Your instructions ▸ Every record that follows should be written out again without any change.

Source material ▸
* * * *

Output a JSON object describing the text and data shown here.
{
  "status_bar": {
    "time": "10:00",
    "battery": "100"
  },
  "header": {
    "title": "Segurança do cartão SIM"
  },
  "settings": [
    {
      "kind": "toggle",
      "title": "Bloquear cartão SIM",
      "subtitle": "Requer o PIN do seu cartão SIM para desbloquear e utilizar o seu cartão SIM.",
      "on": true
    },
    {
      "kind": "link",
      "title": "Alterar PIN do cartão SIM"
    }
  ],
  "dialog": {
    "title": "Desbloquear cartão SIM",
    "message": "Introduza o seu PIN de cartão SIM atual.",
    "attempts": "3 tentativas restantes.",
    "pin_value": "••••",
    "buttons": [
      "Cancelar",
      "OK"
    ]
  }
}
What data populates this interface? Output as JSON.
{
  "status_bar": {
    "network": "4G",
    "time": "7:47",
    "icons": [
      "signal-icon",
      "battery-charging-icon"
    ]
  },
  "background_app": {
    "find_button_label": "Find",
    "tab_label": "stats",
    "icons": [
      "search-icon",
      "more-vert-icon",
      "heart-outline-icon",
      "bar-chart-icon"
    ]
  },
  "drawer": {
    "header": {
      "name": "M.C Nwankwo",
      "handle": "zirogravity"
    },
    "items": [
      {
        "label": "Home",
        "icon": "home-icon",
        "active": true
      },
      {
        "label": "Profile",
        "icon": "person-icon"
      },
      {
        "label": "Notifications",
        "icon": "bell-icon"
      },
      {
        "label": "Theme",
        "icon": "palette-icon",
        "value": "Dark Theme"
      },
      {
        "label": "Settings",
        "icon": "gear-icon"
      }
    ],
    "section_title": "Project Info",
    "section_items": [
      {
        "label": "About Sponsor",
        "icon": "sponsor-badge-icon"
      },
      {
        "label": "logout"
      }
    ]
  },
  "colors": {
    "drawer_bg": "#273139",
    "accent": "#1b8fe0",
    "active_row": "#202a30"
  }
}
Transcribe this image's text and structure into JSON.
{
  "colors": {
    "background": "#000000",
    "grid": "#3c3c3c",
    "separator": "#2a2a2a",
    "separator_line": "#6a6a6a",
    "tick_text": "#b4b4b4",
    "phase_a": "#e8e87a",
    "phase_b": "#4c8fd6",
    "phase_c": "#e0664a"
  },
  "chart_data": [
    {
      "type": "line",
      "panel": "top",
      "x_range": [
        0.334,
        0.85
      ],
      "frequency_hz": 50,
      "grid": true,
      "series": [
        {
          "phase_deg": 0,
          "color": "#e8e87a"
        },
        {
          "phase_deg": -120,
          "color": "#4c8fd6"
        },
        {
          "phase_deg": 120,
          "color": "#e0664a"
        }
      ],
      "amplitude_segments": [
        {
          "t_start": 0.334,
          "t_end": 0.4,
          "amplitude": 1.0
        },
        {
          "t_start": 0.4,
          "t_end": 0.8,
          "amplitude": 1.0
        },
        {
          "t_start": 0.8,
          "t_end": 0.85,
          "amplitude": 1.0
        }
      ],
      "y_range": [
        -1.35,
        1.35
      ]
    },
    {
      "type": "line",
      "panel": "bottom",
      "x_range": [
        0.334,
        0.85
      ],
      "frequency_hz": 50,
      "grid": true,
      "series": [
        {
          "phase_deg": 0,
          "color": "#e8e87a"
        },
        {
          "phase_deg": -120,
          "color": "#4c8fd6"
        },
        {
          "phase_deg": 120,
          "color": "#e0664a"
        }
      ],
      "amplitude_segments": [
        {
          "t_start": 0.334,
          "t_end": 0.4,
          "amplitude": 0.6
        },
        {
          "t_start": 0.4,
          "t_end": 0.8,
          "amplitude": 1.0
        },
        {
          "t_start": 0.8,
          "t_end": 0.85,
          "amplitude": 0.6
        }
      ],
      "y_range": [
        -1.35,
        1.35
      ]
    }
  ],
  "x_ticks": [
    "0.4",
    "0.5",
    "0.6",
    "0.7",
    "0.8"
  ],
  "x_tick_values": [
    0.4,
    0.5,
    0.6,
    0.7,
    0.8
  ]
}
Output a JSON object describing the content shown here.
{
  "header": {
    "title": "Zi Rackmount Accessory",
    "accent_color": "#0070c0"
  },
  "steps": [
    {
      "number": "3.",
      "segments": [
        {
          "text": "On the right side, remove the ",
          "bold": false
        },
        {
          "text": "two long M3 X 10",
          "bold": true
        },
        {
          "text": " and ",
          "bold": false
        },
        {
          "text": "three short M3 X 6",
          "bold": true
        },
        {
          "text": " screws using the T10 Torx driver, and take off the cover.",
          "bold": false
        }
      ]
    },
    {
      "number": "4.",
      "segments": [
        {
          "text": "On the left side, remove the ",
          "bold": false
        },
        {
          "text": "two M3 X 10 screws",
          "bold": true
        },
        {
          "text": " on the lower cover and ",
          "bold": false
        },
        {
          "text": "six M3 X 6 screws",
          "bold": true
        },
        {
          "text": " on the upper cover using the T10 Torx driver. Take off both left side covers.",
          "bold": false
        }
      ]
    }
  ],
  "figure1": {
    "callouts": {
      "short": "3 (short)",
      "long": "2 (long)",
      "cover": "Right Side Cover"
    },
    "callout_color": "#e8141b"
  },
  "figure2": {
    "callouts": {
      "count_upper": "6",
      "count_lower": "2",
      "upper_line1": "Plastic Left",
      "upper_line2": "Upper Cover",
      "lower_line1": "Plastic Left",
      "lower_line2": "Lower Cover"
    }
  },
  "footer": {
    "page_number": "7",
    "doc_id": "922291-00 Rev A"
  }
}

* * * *

Task solution ▸
Output a JSON object describing the text and data shown here.
{
  "status_bar": {
    "time": "10:00",
    "battery": "100"
  },
  "header": {
    "title": "Segurança do cartão SIM"
  },
  "settings": [
    {
      "kind": "toggle",
      "title": "Bloquear cartão SIM",
      "subtitle": "Requer o PIN do seu cartão SIM para desbloquear e utilizar o seu cartão SIM.",
      "on": true
    },
    {
      "kind": "link",
      "title": "Alterar PIN do cartão SIM"
    }
  ],
  "dialog": {
    "title": "Desbloquear cartão SIM",
    "message": "Introduza o seu PIN de cartão SIM atual.",
    "attempts": "3 tentativas restantes.",
    "pin_value": "••••",
    "buttons": [
      "Cancelar",
      "OK"
    ]
  }
}
What data populates this interface? Output as JSON.
{
  "status_bar": {
    "network": "4G",
    "time": "7:47",
    "icons": [
      "signal-icon",
      "battery-charging-icon"
    ]
  },
  "background_app": {
    "find_button_label": "Find",
    "tab_label": "stats",
    "icons": [
      "search-icon",
      "more-vert-icon",
      "heart-outline-icon",
      "bar-chart-icon"
    ]
  },
  "drawer": {
    "header": {
      "name": "M.C Nwankwo",
      "handle": "zirogravity"
    },
    "items": [
      {
        "label": "Home",
        "icon": "home-icon",
        "active": true
      },
      {
        "label": "Profile",
        "icon": "person-icon"
      },
      {
        "label": "Notifications",
        "icon": "bell-icon"
      },
      {
        "label": "Theme",
        "icon": "palette-icon",
        "value": "Dark Theme"
      },
      {
        "label": "Settings",
        "icon": "gear-icon"
      }
    ],
    "section_title": "Project Info",
    "section_items": [
      {
        "label": "About Sponsor",
        "icon": "sponsor-badge-icon"
      },
      {
        "label": "logout"
      }
    ]
  },
  "colors": {
    "drawer_bg": "#273139",
    "accent": "#1b8fe0",
    "active_row": "#202a30"
  }
}
Transcribe this image's text and structure into JSON.
{
  "colors": {
    "background": "#000000",
    "grid": "#3c3c3c",
    "separator": "#2a2a2a",
    "separator_line": "#6a6a6a",
    "tick_text": "#b4b4b4",
    "phase_a": "#e8e87a",
    "phase_b": "#4c8fd6",
    "phase_c": "#e0664a"
  },
  "chart_data": [
    {
      "type": "line",
      "panel": "top",
      "x_range": [
        0.334,
        0.85
      ],
      "frequency_hz": 50,
      "grid": true,
      "series": [
        {
          "phase_deg": 0,
          "color": "#e8e87a"
        },
        {
          "phase_deg": -120,
          "color": "#4c8fd6"
        },
        {
          "phase_deg": 120,
          "color": "#e0664a"
        }
      ],
      "amplitude_segments": [
        {
          "t_start": 0.334,
          "t_end": 0.4,
          "amplitude": 1.0
        },
        {
          "t_start": 0.4,
          "t_end": 0.8,
          "amplitude": 1.0
        },
        {
          "t_start": 0.8,
          "t_end": 0.85,
          "amplitude": 1.0
        }
      ],
      "y_range": [
        -1.35,
        1.35
      ]
    },
    {
      "type": "line",
      "panel": "bottom",
      "x_range": [
        0.334,
        0.85
      ],
      "frequency_hz": 50,
      "grid": true,
      "series": [
        {
          "phase_deg": 0,
          "color": "#e8e87a"
        },
        {
          "phase_deg": -120,
          "color": "#4c8fd6"
        },
        {
          "phase_deg": 120,
          "color": "#e0664a"
        }
      ],
      "amplitude_segments": [
        {
          "t_start": 0.334,
          "t_end": 0.4,
          "amplitude": 0.6
        },
        {
          "t_start": 0.4,
          "t_end": 0.8,
          "amplitude": 1.0
        },
        {
          "t_start": 0.8,
          "t_end": 0.85,
          "amplitude": 0.6
        }
      ],
      "y_range": [
        -1.35,
        1.35
      ]
    }
  ],
  "x_ticks": [
    "0.4",
    "0.5",
    "0.6",
    "0.7",
    "0.8"
  ],
  "x_tick_values": [
    0.4,
    0.5,
    0.6,
    0.7,
    0.8
  ]
}
Output a JSON object describing the content shown here.
{
  "header": {
    "title": "Zi Rackmount Accessory",
    "accent_color": "#0070c0"
  },
  "steps": [
    {
      "number": "3.",
      "segments": [
        {
          "text": "On the right side, remove the ",
          "bold": false
        },
        {
          "text": "two long M3 X 10",
          "bold": true
        },
        {
          "text": " and ",
          "bold": false
        },
        {
          "text": "three short M3 X 6",
          "bold": true
        },
        {
          "text": " screws using the T10 Torx driver, and take off the cover.",
          "bold": false
        }
      ]
    },
    {
      "number": "4.",
      "segments": [
        {
          "text": "On the left side, remove the ",
          "bold": false
        },
        {
          "text": "two M3 X 10 screws",
          "bold": true
        },
        {
          "text": " on the lower cover and ",
          "bold": false
        },
        {
          "text": "six M3 X 6 screws",
          "bold": true
        },
        {
          "text": " on the upper cover using the T10 Torx driver. Take off both left side covers.",
          "bold": false
        }
      ]
    }
  ],
  "figure1": {
    "callouts": {
      "short": "3 (short)",
      "long": "2 (long)",
      "cover": "Right Side Cover"
    },
    "callout_color": "#e8141b"
  },
  "figure2": {
    "callouts": {
      "count_upper": "6",
      "count_lower": "2",
      "upper_line1": "Plastic Left",
      "upper_line2": "Upper Cover",
      "lower_line1": "Plastic Left",
      "lower_line2": "Lower Cover"
    }
  },
  "footer": {
    "page_number": "7",
    "doc_id": "922291-00 Rev A"
  }
}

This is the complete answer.